A new cuvée will be launched next summer, a blend of the estate’s three grape varieties: Cinsault, Grenache and Syrah, vinified together in this style.
The 2018 Chardonnay and Viognier white wines, the rosé de Grenache 2018 and the Amandier 2018 have been bottled since mid-May.
Chardonnay 2018– 100% Chardonnay, vinification and maturing for one third in barrels
Intense nose, balanced palate.
The notes of quince, apricot and white flowers are present. The palate is rich but not heavy.
Viognier 2018– 100% Viognier, vinification and maturing for half in barrels
The nose is very open, the mouth is round, smooth with a nice volume and without heaviness.
Aromatic rather on fruits with yellow flesh: nectar, peach, melon
Amandier 2018 – 100% Cinsault, young vines planted on poor soils
A very gourmet wine, very intense.
Very aromatic on the palate with fruity notes of ripe strawberries, cherries, floral notes of wisteria, it is a wine of very juicy pleasure.
Clots de Pals 2017 – 80% Grenache & 20% Syrah
Wine full of red fruits, chocolate. A juicy and supple wine.
Paul 2017 – 80% Syrah & 20% Grenache
2 Stars in the guide Hachette 2019
“A lot of personality and relief for this very pretty Syrah (80%) rounded off by a little Grenache. Pomegranate, strawberry, black fruit, spices, violet, enchanting nose. The enthusiasm does not fall back in the mouth: fresh, delicate substance, firm and chalky tannins, return of black fruits and spices with a mineral dimension, almost marine on the finish. From the character of terroir, concludes the taster, and very beautiful emotions in perspective after a little ageing.”
Gravières de Sancastel 2017 – 100% Syrah – 10 months of ageing in 400-litre barrels
The nose is still slightly marked by the ageing process but the wine is all velvet, a very supple and concentrated palate.

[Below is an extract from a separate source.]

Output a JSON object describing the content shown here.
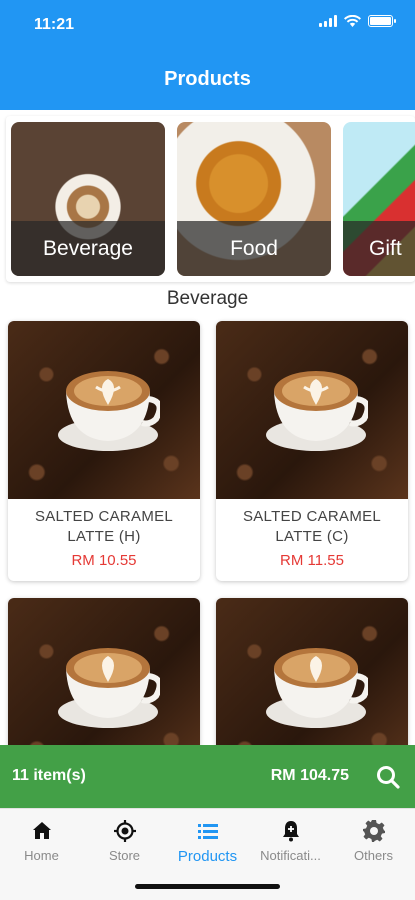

The notes oscillate between chocolate, blackberry and blueberry. A delight!